12:45 PM, October 26, 2000
Gates Building, Room 104

Kinetic Data Structures

Leonidas J. Guibas,
Computer Science Department,
Stanford University

About the talk:

Computer systems commonly cache the values of variables to gain efficiency. In applications where the goal is to track attributes of a continuously moving or deforming physical system over time, caching relations between variables works better than caching individual values. The reason is that, as the system evolves, such relationships are more stable than the values of individual variables.

Kinetic data structures (KDSs) are a novel formal framework for designing and analyzing sets of assertions to cache about the environment, so that these assertion sets are at once relatively stable and tailored to facilitate or trivialize the computation of the attribute of interest. Formally, a KDS is a mathematical proof animated through time, proving the validity of a certain computation for the attribute of interest. KDSs have rigorous associated measures of performance and their design shares many qualities with that of classical data structures.
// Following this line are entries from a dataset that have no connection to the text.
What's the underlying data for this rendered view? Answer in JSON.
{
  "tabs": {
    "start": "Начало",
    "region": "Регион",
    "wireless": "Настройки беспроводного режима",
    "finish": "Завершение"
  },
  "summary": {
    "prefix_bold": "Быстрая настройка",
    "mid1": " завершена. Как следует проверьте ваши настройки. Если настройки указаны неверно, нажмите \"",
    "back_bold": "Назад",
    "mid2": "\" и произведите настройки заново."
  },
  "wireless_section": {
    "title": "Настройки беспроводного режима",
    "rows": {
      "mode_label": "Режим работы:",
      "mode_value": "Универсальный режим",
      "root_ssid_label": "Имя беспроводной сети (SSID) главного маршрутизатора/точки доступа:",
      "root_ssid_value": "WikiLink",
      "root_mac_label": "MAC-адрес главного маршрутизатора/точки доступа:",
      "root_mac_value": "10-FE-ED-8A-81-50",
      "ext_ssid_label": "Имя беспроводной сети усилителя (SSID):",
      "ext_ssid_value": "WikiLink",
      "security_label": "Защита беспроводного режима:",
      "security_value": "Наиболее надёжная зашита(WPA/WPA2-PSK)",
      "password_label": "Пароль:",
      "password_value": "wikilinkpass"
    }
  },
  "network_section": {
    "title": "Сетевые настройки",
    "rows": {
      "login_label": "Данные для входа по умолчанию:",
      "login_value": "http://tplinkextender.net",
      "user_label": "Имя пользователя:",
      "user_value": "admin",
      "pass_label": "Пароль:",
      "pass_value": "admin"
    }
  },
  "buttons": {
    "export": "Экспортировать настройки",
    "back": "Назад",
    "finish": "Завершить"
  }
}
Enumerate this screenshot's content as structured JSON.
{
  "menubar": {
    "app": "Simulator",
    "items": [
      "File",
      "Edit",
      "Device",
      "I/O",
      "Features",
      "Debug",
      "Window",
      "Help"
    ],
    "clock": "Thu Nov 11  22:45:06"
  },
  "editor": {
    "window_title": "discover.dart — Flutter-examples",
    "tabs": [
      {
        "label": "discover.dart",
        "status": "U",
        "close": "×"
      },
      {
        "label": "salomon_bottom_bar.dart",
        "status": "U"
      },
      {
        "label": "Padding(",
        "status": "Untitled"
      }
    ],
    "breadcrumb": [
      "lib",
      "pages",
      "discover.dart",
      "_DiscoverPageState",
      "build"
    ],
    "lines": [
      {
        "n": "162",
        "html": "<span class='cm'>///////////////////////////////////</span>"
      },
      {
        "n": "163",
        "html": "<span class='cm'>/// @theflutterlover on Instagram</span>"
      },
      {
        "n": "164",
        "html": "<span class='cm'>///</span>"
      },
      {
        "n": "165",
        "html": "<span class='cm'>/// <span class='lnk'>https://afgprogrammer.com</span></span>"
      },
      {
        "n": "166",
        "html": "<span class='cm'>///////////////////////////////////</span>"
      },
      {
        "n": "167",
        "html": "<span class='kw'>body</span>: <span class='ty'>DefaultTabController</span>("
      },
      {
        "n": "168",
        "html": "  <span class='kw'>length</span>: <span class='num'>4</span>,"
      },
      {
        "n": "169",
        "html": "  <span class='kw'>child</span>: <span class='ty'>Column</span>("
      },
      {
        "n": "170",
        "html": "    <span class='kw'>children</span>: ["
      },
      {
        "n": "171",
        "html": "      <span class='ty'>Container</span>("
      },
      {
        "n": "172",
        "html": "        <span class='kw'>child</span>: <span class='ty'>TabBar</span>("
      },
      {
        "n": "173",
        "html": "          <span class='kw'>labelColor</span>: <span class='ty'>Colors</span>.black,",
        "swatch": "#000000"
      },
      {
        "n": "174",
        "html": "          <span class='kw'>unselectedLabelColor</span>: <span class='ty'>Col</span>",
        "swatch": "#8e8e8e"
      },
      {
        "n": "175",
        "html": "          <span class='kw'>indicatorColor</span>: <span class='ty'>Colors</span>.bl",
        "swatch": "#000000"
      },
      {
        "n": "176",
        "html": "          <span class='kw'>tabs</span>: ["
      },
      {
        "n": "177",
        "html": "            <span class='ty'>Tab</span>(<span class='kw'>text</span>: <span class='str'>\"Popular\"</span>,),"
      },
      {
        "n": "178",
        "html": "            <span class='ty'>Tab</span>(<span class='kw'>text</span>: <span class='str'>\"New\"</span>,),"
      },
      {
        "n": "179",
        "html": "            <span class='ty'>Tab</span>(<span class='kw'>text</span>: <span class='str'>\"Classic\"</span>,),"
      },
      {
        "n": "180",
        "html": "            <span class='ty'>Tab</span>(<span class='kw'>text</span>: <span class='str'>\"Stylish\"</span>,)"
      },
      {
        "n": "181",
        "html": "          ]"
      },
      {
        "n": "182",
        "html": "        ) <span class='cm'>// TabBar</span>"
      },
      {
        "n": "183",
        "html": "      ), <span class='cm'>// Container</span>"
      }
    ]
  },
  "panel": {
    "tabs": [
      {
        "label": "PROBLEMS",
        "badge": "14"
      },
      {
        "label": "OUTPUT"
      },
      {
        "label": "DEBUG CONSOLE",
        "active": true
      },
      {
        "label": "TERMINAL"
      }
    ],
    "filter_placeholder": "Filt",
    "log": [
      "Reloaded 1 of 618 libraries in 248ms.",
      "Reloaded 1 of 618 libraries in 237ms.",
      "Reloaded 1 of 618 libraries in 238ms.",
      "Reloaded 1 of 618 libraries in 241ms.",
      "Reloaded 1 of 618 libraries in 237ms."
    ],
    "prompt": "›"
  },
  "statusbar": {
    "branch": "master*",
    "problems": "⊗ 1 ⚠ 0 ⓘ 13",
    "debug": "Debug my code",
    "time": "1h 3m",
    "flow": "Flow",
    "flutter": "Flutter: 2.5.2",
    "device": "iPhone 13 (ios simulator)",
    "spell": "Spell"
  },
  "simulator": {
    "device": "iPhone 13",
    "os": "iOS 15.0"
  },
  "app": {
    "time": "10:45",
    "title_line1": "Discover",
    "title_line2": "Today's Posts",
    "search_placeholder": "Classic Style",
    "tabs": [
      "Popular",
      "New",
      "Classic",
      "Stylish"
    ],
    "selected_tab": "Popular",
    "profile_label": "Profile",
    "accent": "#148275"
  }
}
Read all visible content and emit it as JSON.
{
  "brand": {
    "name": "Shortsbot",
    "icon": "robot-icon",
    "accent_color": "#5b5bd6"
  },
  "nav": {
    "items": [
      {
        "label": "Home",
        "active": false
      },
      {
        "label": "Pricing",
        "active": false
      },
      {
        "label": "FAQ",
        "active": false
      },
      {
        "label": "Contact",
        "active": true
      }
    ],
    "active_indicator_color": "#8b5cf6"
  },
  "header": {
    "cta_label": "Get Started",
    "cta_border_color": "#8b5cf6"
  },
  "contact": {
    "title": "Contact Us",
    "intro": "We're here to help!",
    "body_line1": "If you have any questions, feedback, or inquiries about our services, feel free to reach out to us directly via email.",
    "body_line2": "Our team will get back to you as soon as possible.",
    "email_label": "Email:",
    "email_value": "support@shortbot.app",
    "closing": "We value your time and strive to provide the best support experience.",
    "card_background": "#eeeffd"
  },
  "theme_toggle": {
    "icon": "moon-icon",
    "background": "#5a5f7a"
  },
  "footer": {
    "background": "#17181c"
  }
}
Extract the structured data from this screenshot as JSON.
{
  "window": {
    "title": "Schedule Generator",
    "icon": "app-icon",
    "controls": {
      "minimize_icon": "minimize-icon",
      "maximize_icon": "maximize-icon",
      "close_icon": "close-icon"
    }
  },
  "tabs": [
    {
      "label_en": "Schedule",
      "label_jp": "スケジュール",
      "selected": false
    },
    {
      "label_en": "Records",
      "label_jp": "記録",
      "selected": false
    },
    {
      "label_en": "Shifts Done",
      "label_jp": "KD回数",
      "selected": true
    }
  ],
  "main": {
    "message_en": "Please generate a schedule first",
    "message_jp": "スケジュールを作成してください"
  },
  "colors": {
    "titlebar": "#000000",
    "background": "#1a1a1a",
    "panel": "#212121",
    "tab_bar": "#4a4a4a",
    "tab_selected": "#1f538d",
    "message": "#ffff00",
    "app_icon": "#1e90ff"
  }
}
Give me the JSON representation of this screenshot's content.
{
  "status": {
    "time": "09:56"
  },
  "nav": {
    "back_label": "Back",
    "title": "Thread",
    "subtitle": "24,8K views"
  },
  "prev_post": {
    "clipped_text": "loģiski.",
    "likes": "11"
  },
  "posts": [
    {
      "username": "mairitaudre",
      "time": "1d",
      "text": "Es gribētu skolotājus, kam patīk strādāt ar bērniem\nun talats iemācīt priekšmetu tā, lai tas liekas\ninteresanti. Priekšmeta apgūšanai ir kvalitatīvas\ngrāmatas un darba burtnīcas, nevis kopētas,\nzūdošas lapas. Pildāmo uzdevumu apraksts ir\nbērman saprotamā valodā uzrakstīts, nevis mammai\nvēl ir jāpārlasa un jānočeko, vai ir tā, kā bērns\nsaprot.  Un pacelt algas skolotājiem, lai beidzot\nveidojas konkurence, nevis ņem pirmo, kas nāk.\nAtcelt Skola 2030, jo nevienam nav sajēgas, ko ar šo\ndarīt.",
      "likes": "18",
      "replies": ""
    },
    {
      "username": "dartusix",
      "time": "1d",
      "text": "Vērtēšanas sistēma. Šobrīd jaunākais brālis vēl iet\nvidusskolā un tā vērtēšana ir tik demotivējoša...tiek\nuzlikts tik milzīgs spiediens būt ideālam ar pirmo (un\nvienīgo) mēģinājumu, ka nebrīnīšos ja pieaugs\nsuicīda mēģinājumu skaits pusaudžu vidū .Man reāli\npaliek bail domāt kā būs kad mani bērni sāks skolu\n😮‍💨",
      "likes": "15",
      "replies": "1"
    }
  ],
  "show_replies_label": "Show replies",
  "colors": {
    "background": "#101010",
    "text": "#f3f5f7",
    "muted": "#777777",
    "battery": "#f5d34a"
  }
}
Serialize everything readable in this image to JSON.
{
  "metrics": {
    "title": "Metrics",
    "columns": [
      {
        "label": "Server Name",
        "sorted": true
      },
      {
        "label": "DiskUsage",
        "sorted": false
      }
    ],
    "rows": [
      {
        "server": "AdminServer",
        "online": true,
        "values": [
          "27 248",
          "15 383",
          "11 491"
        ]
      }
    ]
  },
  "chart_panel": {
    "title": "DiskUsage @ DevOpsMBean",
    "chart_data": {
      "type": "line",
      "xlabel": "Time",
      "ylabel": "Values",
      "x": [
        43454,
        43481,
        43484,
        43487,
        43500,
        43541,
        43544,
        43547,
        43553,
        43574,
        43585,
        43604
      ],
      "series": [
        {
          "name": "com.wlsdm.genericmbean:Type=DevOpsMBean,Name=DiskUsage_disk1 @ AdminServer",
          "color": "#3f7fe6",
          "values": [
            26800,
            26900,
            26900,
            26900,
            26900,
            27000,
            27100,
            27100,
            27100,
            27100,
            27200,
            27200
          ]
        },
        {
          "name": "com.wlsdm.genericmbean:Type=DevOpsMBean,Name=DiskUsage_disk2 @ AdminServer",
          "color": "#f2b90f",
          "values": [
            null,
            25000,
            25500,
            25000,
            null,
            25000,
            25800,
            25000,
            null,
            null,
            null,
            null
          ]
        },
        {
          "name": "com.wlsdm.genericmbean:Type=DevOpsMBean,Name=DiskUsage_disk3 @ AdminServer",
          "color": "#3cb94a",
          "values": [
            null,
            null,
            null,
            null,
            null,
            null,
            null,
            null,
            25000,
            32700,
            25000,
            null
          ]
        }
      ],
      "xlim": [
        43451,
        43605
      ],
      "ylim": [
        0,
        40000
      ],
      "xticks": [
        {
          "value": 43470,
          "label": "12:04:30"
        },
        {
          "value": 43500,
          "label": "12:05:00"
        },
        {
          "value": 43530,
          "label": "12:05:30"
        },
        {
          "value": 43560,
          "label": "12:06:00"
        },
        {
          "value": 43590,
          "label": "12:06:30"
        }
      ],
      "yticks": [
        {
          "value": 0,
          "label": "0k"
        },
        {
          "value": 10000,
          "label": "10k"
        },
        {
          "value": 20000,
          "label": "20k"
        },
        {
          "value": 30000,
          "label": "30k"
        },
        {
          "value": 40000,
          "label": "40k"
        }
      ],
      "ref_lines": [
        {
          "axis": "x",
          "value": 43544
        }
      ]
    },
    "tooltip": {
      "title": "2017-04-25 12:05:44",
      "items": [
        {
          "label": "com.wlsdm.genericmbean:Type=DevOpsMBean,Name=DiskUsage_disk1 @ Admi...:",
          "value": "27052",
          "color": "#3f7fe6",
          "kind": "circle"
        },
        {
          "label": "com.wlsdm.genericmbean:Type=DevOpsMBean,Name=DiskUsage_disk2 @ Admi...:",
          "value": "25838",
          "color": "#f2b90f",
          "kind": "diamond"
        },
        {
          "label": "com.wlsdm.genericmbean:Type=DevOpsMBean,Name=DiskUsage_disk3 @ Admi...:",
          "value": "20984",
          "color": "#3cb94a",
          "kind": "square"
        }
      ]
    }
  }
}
The KDS framework has led to many new and promising algorithms in virtual reality applications. Among these are collision detection for moving rigid and deformable bodies, local environment tracking for moving agents, and visibility/occlusion maintenance. This talk will survey the general ideas behind KDSs and illustrate their application to geometric problems that arise in animation and physical simulation. Mobile network issues, such as connectivity and routing in ad-hoc networks, appear to be another area where KDS techniques can be usefully applied.

About the speaker:

Leonidas J. Guibas works on algorithms for sensing, modeling, reasoning, rendering, and acting on the physical world. His interests span computational geometry, geometric modeling, computer graphics, computer vision, robotics, and discrete algorithms. His current activities focus on animation, collision detection, efficient rendering, motion planning, and image data-bases. He heads the Geometric Computation group at Stanford University, where he is Professor of Computer Science.